- What is needed
Which lines of the entries contain the string "name"? Copy each of them.

*** Begin section ***

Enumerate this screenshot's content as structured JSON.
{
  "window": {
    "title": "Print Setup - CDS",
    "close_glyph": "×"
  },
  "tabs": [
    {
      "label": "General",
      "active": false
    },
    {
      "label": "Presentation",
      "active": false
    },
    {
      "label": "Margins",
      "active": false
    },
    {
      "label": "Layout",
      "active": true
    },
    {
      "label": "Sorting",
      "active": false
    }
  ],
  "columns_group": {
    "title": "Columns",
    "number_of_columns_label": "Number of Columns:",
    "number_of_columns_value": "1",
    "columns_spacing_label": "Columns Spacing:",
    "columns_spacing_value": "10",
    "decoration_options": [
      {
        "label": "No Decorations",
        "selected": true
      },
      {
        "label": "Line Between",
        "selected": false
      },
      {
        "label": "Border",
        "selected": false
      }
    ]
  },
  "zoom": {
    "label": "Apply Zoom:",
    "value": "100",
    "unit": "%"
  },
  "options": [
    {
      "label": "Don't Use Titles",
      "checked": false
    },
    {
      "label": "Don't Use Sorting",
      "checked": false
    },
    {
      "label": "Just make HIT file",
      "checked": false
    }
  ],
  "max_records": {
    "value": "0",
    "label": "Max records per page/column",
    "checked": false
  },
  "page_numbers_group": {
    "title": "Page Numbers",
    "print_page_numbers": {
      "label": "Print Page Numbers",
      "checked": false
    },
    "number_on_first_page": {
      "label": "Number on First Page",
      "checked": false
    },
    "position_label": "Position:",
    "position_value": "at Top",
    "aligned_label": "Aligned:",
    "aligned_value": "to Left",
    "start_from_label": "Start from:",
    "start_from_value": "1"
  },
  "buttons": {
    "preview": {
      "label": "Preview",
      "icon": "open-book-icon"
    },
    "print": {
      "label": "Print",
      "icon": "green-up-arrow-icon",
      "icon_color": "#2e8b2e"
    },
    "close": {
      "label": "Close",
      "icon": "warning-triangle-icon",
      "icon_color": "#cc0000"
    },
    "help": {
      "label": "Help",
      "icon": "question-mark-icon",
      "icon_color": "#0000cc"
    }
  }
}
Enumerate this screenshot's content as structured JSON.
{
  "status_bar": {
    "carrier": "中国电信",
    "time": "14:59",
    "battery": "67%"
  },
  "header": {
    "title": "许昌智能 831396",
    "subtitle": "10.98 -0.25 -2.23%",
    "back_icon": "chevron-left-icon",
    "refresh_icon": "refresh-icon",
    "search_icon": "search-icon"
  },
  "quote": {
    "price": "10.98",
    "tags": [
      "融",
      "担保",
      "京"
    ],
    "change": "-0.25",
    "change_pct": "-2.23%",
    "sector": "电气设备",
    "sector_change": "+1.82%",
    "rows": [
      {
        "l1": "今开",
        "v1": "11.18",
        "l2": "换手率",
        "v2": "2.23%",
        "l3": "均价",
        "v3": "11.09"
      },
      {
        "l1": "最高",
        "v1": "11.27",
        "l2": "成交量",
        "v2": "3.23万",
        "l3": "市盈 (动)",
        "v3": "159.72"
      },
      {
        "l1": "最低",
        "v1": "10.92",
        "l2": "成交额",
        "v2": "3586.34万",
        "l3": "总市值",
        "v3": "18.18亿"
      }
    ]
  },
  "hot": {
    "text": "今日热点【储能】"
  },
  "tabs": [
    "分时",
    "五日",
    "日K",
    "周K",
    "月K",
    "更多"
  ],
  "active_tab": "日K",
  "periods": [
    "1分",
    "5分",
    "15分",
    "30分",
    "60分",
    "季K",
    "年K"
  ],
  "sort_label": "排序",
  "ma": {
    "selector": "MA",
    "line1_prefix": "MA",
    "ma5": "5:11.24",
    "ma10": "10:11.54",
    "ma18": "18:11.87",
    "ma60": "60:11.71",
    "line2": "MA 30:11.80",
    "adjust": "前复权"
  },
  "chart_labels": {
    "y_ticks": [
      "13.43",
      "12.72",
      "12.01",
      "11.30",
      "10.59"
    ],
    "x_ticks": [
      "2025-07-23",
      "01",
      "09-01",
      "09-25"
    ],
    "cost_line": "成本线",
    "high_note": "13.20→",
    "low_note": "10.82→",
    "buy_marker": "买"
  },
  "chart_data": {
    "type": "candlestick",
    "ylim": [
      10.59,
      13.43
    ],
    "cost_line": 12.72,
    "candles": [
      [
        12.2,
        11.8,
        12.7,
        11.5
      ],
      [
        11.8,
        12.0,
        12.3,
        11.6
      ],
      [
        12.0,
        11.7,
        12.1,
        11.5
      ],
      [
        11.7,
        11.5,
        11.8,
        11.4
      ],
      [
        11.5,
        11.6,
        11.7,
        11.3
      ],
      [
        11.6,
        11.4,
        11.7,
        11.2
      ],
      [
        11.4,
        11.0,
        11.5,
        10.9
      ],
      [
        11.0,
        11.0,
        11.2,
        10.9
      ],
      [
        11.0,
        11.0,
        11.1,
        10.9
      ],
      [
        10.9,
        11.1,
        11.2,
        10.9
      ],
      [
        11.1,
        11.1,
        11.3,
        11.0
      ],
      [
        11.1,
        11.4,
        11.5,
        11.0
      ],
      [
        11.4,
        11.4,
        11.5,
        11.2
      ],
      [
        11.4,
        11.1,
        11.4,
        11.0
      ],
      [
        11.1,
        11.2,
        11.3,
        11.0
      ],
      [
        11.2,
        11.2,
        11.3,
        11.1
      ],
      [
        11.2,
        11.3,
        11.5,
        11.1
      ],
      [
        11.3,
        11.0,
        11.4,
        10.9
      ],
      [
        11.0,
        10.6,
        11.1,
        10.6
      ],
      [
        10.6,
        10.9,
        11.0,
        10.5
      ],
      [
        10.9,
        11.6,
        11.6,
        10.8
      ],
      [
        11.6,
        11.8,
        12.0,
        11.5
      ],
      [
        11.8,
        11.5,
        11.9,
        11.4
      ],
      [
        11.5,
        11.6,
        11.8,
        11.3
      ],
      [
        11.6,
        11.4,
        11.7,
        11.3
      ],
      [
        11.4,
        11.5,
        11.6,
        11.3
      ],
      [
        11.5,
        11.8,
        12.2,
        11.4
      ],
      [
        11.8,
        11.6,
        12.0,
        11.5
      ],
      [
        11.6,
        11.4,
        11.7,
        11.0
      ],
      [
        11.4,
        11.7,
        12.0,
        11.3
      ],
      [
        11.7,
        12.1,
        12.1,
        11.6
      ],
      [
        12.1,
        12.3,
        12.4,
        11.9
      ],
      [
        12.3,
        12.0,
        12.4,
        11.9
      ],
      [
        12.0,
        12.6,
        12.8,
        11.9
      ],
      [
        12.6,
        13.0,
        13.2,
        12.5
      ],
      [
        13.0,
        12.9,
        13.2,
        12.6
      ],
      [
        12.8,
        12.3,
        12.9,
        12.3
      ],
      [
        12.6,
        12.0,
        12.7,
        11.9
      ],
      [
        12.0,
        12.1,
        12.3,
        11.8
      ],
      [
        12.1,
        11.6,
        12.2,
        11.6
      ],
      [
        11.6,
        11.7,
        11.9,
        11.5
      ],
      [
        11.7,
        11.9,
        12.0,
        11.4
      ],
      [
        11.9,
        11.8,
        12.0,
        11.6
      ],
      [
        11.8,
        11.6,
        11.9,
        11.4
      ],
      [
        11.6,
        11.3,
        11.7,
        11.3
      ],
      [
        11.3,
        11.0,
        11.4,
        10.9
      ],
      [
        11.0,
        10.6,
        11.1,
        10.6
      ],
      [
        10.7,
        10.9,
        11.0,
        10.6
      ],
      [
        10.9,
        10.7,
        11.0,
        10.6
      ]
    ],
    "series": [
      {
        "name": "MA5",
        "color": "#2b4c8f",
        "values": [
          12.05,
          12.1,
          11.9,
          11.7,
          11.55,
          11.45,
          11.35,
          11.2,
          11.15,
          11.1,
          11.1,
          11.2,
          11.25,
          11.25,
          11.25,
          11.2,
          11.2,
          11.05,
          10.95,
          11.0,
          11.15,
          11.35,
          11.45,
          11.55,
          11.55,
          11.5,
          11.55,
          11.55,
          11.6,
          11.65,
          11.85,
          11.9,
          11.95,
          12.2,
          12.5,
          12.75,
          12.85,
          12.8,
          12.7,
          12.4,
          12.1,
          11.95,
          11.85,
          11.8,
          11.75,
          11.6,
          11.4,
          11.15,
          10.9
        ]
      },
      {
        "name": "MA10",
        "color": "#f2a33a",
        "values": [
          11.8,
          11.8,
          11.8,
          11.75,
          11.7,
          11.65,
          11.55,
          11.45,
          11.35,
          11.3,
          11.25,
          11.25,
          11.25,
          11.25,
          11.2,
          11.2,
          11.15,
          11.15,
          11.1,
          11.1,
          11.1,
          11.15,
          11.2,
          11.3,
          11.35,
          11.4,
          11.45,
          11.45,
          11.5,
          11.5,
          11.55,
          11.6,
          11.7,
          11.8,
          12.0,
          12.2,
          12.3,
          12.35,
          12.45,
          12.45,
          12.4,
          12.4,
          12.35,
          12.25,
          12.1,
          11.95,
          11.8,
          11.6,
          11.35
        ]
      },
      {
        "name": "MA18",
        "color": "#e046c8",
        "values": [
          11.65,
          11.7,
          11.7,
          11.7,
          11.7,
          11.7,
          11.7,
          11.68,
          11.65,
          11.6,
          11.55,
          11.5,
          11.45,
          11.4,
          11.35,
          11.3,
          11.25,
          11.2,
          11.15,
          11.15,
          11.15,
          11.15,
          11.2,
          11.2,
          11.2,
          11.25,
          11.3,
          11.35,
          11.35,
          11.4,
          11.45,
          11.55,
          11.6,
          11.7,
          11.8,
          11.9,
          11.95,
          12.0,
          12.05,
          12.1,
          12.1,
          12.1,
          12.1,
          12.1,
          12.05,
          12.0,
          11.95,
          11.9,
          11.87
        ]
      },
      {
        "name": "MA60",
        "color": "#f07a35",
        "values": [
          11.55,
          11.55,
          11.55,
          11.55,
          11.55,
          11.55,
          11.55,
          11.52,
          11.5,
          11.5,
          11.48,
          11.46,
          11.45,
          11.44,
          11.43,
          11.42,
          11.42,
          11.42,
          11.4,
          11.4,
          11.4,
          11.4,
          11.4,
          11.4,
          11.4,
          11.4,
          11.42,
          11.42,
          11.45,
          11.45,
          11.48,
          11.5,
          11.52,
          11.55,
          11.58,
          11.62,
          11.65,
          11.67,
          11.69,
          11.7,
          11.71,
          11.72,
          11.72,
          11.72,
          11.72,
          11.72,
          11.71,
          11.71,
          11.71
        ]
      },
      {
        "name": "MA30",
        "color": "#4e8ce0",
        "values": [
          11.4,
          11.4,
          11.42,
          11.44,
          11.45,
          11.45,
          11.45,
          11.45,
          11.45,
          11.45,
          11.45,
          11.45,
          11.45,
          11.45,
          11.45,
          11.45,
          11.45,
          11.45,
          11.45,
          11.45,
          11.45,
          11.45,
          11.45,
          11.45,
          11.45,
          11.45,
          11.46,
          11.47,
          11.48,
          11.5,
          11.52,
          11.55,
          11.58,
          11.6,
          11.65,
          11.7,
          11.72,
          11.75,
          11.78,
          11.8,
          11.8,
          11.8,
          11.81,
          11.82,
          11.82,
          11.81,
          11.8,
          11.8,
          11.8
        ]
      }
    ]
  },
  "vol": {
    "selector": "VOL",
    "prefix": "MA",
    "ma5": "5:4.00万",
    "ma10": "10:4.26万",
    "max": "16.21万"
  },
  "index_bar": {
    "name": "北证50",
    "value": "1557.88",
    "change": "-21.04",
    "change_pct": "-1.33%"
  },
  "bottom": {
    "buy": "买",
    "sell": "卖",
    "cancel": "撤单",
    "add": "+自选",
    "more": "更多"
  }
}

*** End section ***

- Solution for this problem
        "name": "MA5",
        "name": "MA10",
        "name": "MA18",
        "name": "MA60",
        "name": "MA30",
    "name": "北证50",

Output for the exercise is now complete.